§ **Your objective**:
Could you reproduce the entries exactly, omitting every picture?
======== Data shown
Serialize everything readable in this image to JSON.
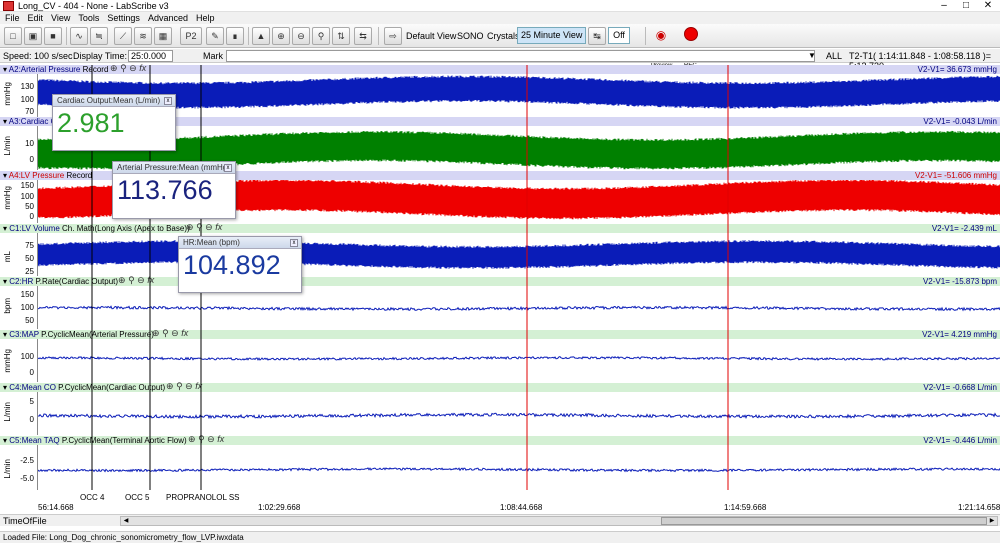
{
  "window": {
    "title": "Long_CV - 404 - None - LabScribe v3"
  },
  "menu": [
    "File",
    "Edit",
    "View",
    "Tools",
    "Settings",
    "Advanced",
    "Help"
  ],
  "toolbar": {
    "default_view": "Default View",
    "sono": "SONO",
    "crystals": "Crystals",
    "minute_view": "25 Minute View",
    "off": "Off",
    "preview": "Preview",
    "rec": "REC",
    "p2_label": "P2"
  },
  "controls": {
    "speed": "Speed: 100 s/sec",
    "display_time_label": "Display Time:",
    "display_time_value": "25:0.000",
    "mark_label": "Mark",
    "all_label": "ALL",
    "t2t1": "T2-T1( 1:14:11.848 - 1:08:58.118 )= 5:13.730"
  },
  "channels": [
    {
      "name": "A2:Arterial Pressure",
      "extra": "Record",
      "v2v1": "V2-V1= 36.673 mmHg",
      "unit": "mmHg",
      "ticks": [
        "130",
        "100",
        "70"
      ],
      "color": "#0a1cb8",
      "hdr_bg": "#d6d6f4",
      "name_color": "#000080"
    },
    {
      "name": "A3:Cardiac O",
      "extra": "",
      "v2v1": "V2-V1= -0.043 L/min",
      "unit": "L/min",
      "ticks": [
        "10",
        "0"
      ],
      "color": "#008000",
      "hdr_bg": "#d6d6f4",
      "name_color": "#000080"
    },
    {
      "name": "A4:LV Pressure",
      "extra": "Record",
      "v2v1": "V2-V1= -51.606 mmHg",
      "unit": "mmHg",
      "ticks": [
        "150",
        "100",
        "50",
        "0"
      ],
      "color": "#ee0000",
      "hdr_bg": "#d6d6f4",
      "name_color": "#cc0000"
    },
    {
      "name": "C1:LV Volume",
      "extra": "Ch. Math(Long Axis (Apex to Base))",
      "v2v1": "V2-V1= -2.439 mL",
      "unit": "mL",
      "ticks": [
        "75",
        "50",
        "25"
      ],
      "color": "#0a1cb8",
      "hdr_bg": "#d4f0d4",
      "name_color": "#000080"
    },
    {
      "name": "C2:HR",
      "extra": "P.Rate(Cardiac Output)",
      "v2v1": "V2-V1= -15.873 bpm",
      "unit": "bpm",
      "ticks": [
        "150",
        "100",
        "50"
      ],
      "color": "#0a1cb8",
      "hdr_bg": "#d4f0d4",
      "name_color": "#000080"
    },
    {
      "name": "C3:MAP",
      "extra": "P.CyclicMean(Arterial Pressure)",
      "v2v1": "V2-V1= 4.219 mmHg",
      "unit": "mmHg",
      "ticks": [
        "100",
        "0"
      ],
      "color": "#0a1cb8",
      "hdr_bg": "#d4f0d4",
      "name_color": "#000080"
    },
    {
      "name": "C4:Mean CO",
      "extra": "P.CyclicMean(Cardiac Output)",
      "v2v1": "V2-V1= -0.668 L/min",
      "unit": "L/min",
      "ticks": [
        "5",
        "0"
      ],
      "color": "#0a1cb8",
      "hdr_bg": "#d4f0d4",
      "name_color": "#000080"
    },
    {
      "name": "C5:Mean TAQ",
      "extra": "P.CyclicMean(Terminal Aortic Flow)",
      "v2v1": "V2-V1= -0.446 L/min",
      "unit": "L/min",
      "ticks": [
        "-2.5",
        "-5.0"
      ],
      "color": "#0a1cb8",
      "hdr_bg": "#d4f0d4",
      "name_color": "#000080"
    }
  ],
  "panels": [
    {
      "title": "Cardiac Output:Mean (L/min)",
      "value": "2.981",
      "color": "#2ca02c"
    },
    {
      "title": "Arterial Pressure:Mean (mmHg)",
      "value": "113.766",
      "color": "#1a237e"
    },
    {
      "title": "HR:Mean (bpm)",
      "value": "104.892",
      "color": "#1a3aa0"
    }
  ],
  "marks": [
    "OCC 4",
    "OCC 5",
    "PROPRANOLOL SS"
  ],
  "time_labels": [
    "56:14.668",
    "1:02:29.668",
    "1:08:44.668",
    "1:14:59.668",
    "1:21:14.658"
  ],
  "time_of_file": "TimeOfFile",
  "status": "Loaded File: Long_Dog_chronic_sonomicrometry_flow_LVP.iwxdata"
}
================
§ **Task output**:
Serialize everything readable in this image to JSON.
{
  "window": {
    "title": "Long_CV - 404 - None - LabScribe v3"
  },
  "menu": [
    "File",
    "Edit",
    "View",
    "Tools",
    "Settings",
    "Advanced",
    "Help"
  ],
  "toolbar": {
    "default_view": "Default View",
    "sono": "SONO",
    "crystals": "Crystals",
    "minute_view": "25 Minute View",
    "off": "Off",
    "preview": "Preview",
    "rec": "REC",
    "p2_label": "P2"
  },
  "controls": {
    "speed": "Speed: 100 s/sec",
    "display_time_label": "Display Time:",
    "display_time_value": "25:0.000",
    "mark_label": "Mark",
    "all_label": "ALL",
    "t2t1": "T2-T1( 1:14:11.848 - 1:08:58.118 )= 5:13.730"
  },
  "channels": [
    {
      "name": "A2:Arterial Pressure",
      "extra": "Record",
      "v2v1": "V2-V1= 36.673 mmHg",
      "unit": "mmHg",
      "ticks": [
        "130",
        "100",
        "70"
      ],
      "color": "#0a1cb8",
      "hdr_bg": "#d6d6f4",
      "name_color": "#000080"
    },
    {
      "name": "A3:Cardiac O",
      "extra": "",
      "v2v1": "V2-V1= -0.043 L/min",
      "unit": "L/min",
      "ticks": [
        "10",
        "0"
      ],
      "color": "#008000",
      "hdr_bg": "#d6d6f4",
      "name_color": "#000080"
    },
    {
      "name": "A4:LV Pressure",
      "extra": "Record",
      "v2v1": "V2-V1= -51.606 mmHg",
      "unit": "mmHg",
      "ticks": [
        "150",
        "100",
        "50",
        "0"
      ],
      "color": "#ee0000",
      "hdr_bg": "#d6d6f4",
      "name_color": "#cc0000"
    },
    {
      "name": "C1:LV Volume",
      "extra": "Ch. Math(Long Axis (Apex to Base))",
      "v2v1": "V2-V1= -2.439 mL",
      "unit": "mL",
      "ticks": [
        "75",
        "50",
        "25"
      ],
      "color": "#0a1cb8",
      "hdr_bg": "#d4f0d4",
      "name_color": "#000080"
    },
    {
      "name": "C2:HR",
      "extra": "P.Rate(Cardiac Output)",
      "v2v1": "V2-V1= -15.873 bpm",
      "unit": "bpm",
      "ticks": [
        "150",
        "100",
        "50"
      ],
      "color": "#0a1cb8",
      "hdr_bg": "#d4f0d4",
      "name_color": "#000080"
    },
    {
      "name": "C3:MAP",
      "extra": "P.CyclicMean(Arterial Pressure)",
      "v2v1": "V2-V1= 4.219 mmHg",
      "unit": "mmHg",
      "ticks": [
        "100",
        "0"
      ],
      "color": "#0a1cb8",
      "hdr_bg": "#d4f0d4",
      "name_color": "#000080"
    },
    {
      "name": "C4:Mean CO",
      "extra": "P.CyclicMean(Cardiac Output)",
      "v2v1": "V2-V1= -0.668 L/min",
      "unit": "L/min",
      "ticks": [
        "5",
        "0"
      ],
      "color": "#0a1cb8",
      "hdr_bg": "#d4f0d4",
      "name_color": "#000080"
    },
    {
      "name": "C5:Mean TAQ",
      "extra": "P.CyclicMean(Terminal Aortic Flow)",
      "v2v1": "V2-V1= -0.446 L/min",
      "unit": "L/min",
      "ticks": [
        "-2.5",
        "-5.0"
      ],
      "color": "#0a1cb8",
      "hdr_bg": "#d4f0d4",
      "name_color": "#000080"
    }
  ],
  "panels": [
    {
      "title": "Cardiac Output:Mean (L/min)",
      "value": "2.981",
      "color": "#2ca02c"
    },
    {
      "title": "Arterial Pressure:Mean (mmHg)",
      "value": "113.766",
      "color": "#1a237e"
    },
    {
      "title": "HR:Mean (bpm)",
      "value": "104.892",
      "color": "#1a3aa0"
    }
  ],
  "marks": [
    "OCC 4",
    "OCC 5",
    "PROPRANOLOL SS"
  ],
  "time_labels": [
    "56:14.668",
    "1:02:29.668",
    "1:08:44.668",
    "1:14:59.668",
    "1:21:14.658"
  ],
  "time_of_file": "TimeOfFile",
  "status": "Loaded File: Long_Dog_chronic_sonomicrometry_flow_LVP.iwxdata"
}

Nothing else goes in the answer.